Learn how to display data in a DataFrame and explore it using shell commands.
- [Narrator] Let's explore now some of the options that we can do with DataFrames. First we're going to read in some data, then we'll inspect the data a little bit, we'll do some aggregations, and lastly we'll perform a filter. Here in my Databricks environment I've loaded the 2.4 example from the exercise files. And we have a lot of the things we did in the previous clip but I'll just run through them again in case you didn't see that. First we need to find some data. So we have a CSV file here under the Databricks datasets online retail data-001/data.csv.
We read that data in and we infer the schema and we use the first row as the header row, which gives us essentially a nice DataFrame to work with. So before I run this I need to attach this to my cluster. And then hit the play button. Okay so now we have our DF, our DataFrame that has the schema and everything loaded correctly. Let's take a look at that schema. So if I hit play on this one you can see that we have a function here called printSchema. And it shows essentially the data types of everything and whether or not they are nullable.

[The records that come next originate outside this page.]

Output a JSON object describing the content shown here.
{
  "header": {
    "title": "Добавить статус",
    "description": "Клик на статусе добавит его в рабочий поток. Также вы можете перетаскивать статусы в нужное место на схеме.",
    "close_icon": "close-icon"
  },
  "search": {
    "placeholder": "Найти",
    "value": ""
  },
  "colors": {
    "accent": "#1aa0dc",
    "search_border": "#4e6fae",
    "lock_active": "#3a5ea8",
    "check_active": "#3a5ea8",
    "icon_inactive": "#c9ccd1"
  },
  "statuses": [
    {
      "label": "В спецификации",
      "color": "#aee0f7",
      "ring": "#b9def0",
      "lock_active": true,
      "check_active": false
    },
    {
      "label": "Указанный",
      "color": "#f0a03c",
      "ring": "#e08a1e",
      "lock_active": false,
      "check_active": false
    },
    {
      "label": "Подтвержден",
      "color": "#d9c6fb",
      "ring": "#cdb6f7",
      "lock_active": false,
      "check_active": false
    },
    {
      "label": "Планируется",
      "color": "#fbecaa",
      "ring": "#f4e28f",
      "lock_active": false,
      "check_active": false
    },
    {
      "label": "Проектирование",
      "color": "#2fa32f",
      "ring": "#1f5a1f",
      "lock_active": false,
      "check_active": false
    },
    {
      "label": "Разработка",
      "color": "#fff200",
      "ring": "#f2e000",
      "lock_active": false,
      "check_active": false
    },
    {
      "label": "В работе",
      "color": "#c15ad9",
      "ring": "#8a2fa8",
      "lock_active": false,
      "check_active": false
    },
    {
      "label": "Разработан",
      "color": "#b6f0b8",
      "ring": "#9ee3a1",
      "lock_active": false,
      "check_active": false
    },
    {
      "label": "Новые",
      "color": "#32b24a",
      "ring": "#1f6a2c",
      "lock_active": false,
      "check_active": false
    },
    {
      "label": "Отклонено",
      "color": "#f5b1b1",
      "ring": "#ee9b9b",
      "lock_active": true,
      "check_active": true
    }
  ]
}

So this is a good way to look at your schema and make sure that Spark didn't mess anything up when you loaded that CSV file in and you told it to infer the schema. Okay, so if we just wanted to take a look at one column here I don't want to see the entire DataFrame I just want to see one of those columns, I can use the select function and then .show at the end of it. So it will actually show me just that one column. So select is an operator similar to what we do with SQL where we pass in a list of columns from our DataFrame, and it'll return just those. So if I wanted to remove duplicates and sort, I can run this operation here as we did in a previous clip, where we select just the country, we use the distinct function which again is the same as SQL, and then we use an orderBy.
I hit play, run this, and we have now a distinct list of countries from our dataset. Okay, now let's create an aggregation. So here what I want to do is calculate the order totals. So I'm using display to see the results. I have my DataFrame there, then I do select, and I am doing it this way there are many different ways you can actually reference these but, I give it the DataFrame name so DF, and then in brackets I put the column name I want. So invoice no for invoice number, unit price. And then I actually multiply unit price times quantity to get the order total so for each invoice, I'm going to multiply unit price and quantity, then I'm going to group by invoice number and perform a sum operation.
So I'd have multiple results here, and I'm going to group all of those together so I have a distinct list so only one result per invoice number with this calculation apply. I hit play. And you can see my results. Good to go. Now if I want to filter this a little bit, let's take a look and this is essentially like doing a where clause from SQL. I have my DataFrames so DF.filter, and then I'm going to specify the invoice number equals an invoice number that I'm interested in. Cause I wanted to take a look and just make sure that these actually added up.
So when I hit play here, what you'll see is essentially everything from a DataFrame so the full dataset, with just that invoice number and you can verify that in the first column there. Okay so I have quantity times unit price. And if I were to manually do those out and then I could go verify it up above, it should add up to $38.09. Alright, so let's take a look if I wanted to do another type of filter where I just wanted to see the top 10 products in the UK. So what I have here, a little bit more advanced function.
I select the country, description, then I have a calculation here, my unit price times my quantity. And I give it an alias of total, I want to have a nice name that I can use. Then I'm going to actually use a group by of country and description. So it's going to group by multiple fields, perform a sum operation meaning that that third one there that total is actually going to be summarized. Then I'm going to filter where country equals United Kingdom, and make sure you use the double equals here it may trip some people up especially if you're coming from a SQL background. Here in this context you need double equals which is actually the testing of whether or not something equals something else.
If you only use one you're actually assigning that which doesn't work in this context you may get an error. I'm going to sort that using the total, and I'm going to do ascending equals false so it's actually going to go descending order highest to lowest. And limit it to just 10 results. So there's a lot of stuff going on in that one little function there. Let me hit play. Our Spark job runs, you can see our country, the description, and the total. And you can verify that yes indeed it is in descending order from highest to lowest. You can see Dotcom Postage is the most popular product or the highest selling product in the UK for our data.
- Understanding Spark
- Reviewing Spark components
- Where Spark shines
- Understanding data interfaces
- Working with text files
- Loading CSV data into DataFrames
- Using Spark SQL to analyze data
- Running machine learning algorithms using MLib
- Querying streaming data
- Connecting BI tools to Spark